(Collection entries)
= = = = = = =

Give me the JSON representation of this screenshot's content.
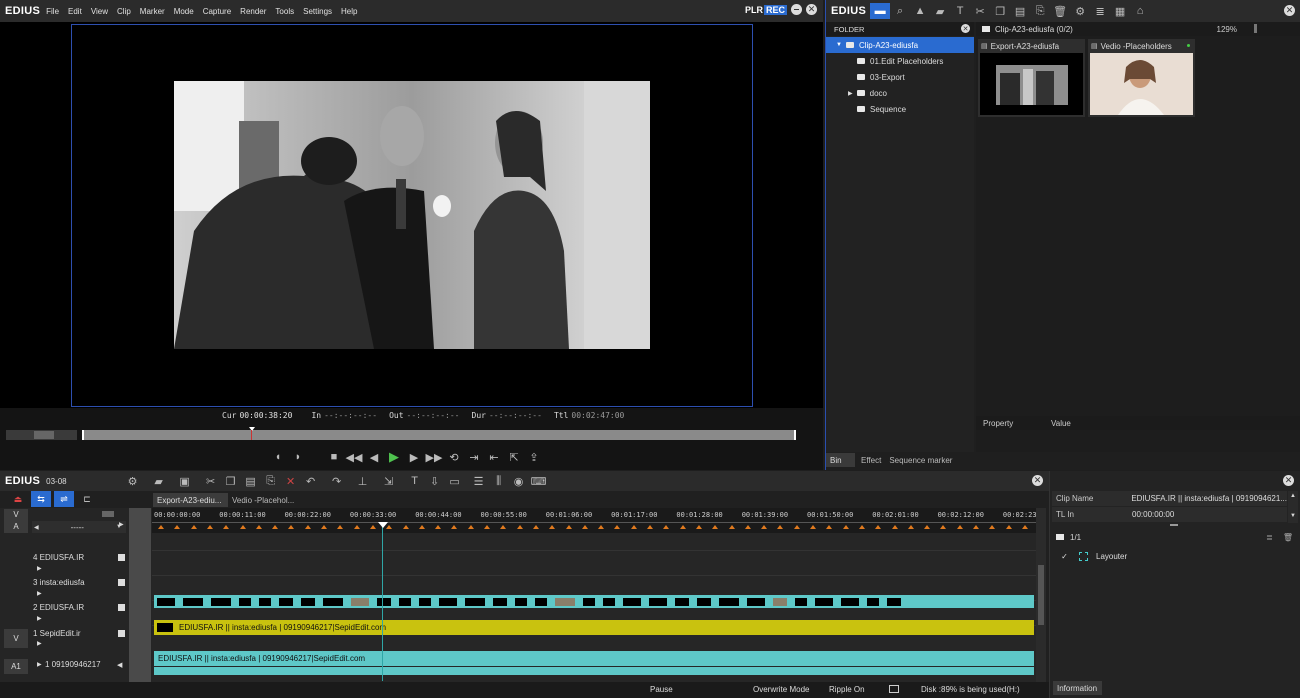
{
  "player": {
    "logo": "EDIUS",
    "menu": [
      "File",
      "Edit",
      "View",
      "Clip",
      "Marker",
      "Mode",
      "Capture",
      "Render",
      "Tools",
      "Settings",
      "Help"
    ],
    "mode_plr": "PLR",
    "mode_rec": "REC",
    "timecodes": {
      "cur_label": "Cur",
      "cur": "00:00:38:20",
      "in_label": "In",
      "in": "--:--:--:--",
      "out_label": "Out",
      "out": "--:--:--:--",
      "dur_label": "Dur",
      "dur": "--:--:--:--",
      "ttl_label": "Ttl",
      "ttl": "00:02:47:00"
    }
  },
  "bin": {
    "logo": "EDIUS",
    "folder_header": "FOLDER",
    "breadcrumb": "Clip-A23-ediusfa (0/2)",
    "zoom": "129%",
    "tree": [
      {
        "label": "Clip-A23-ediusfa",
        "selected": true
      },
      {
        "label": "01.Edit Placeholders"
      },
      {
        "label": "03-Export"
      },
      {
        "label": "doco"
      },
      {
        "label": "Sequence"
      }
    ],
    "clips": [
      {
        "title": "Export-A23-ediusfa"
      },
      {
        "title": "Vedio -Placeholders"
      }
    ],
    "property_col": "Property",
    "value_col": "Value",
    "tabs": [
      "Bin",
      "Effect",
      "Sequence marker"
    ]
  },
  "timeline": {
    "logo": "EDIUS",
    "sequence": "03-08",
    "seq_tabs": [
      "Export-A23-ediu...",
      "Vedio -Placehol..."
    ],
    "dropdown": "-----",
    "header_v": "V",
    "header_a": "A",
    "ruler": [
      "00:00:00:00",
      "00:00:11:00",
      "00:00:22:00",
      "00:00:33:00",
      "00:00:44:00",
      "00:00:55:00",
      "00:01:06:00",
      "00:01:17:00",
      "00:01:28:00",
      "00:01:39:00",
      "00:01:50:00",
      "00:02:01:00",
      "00:02:12:00",
      "00:02:23"
    ],
    "tracks": [
      {
        "name": "4 EDIUSFA.IR"
      },
      {
        "name": "3 insta:ediusfa"
      },
      {
        "name": "2 EDIUSFA.IR"
      },
      {
        "name": "1 SepidEdit.ir",
        "tag": "V"
      },
      {
        "name": "1 09190946217",
        "tag": "A1"
      }
    ],
    "v1_clip": "EDIUSFA.IR || insta:ediusfa |  09190946217|SepidEdit.com",
    "a1_clip": "EDIUSFA.IR || insta:ediusfa |  09190946217|SepidEdit.com"
  },
  "info": {
    "clip_name_label": "Clip Name",
    "clip_name": "EDIUSFA.IR || insta:ediusfa | 0919094621...",
    "tl_in_label": "TL In",
    "tl_in": "00:00:00:00",
    "page": "1/1",
    "effect": "Layouter",
    "tab": "Information"
  },
  "status": {
    "pause": "Pause",
    "mode": "Overwrite Mode",
    "ripple": "Ripple On",
    "disk": "Disk :89% is being used(H:)"
  },
  "colors": {
    "accent": "#2a6bd0",
    "clip_cyan": "#5ec8c8",
    "clip_yellow": "#c9c20f",
    "marker": "#e07a1f"
  }
}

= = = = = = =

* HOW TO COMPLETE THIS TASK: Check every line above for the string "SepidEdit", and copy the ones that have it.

* WRITTEN RESPONSE:
        "name": "1 SepidEdit.ir",
    "v1_clip": "EDIUSFA.IR || insta:ediusfa |  09190946217|SepidEdit.com",
    "a1_clip": "EDIUSFA.IR || insta:ediusfa |  09190946217|SepidEdit.com"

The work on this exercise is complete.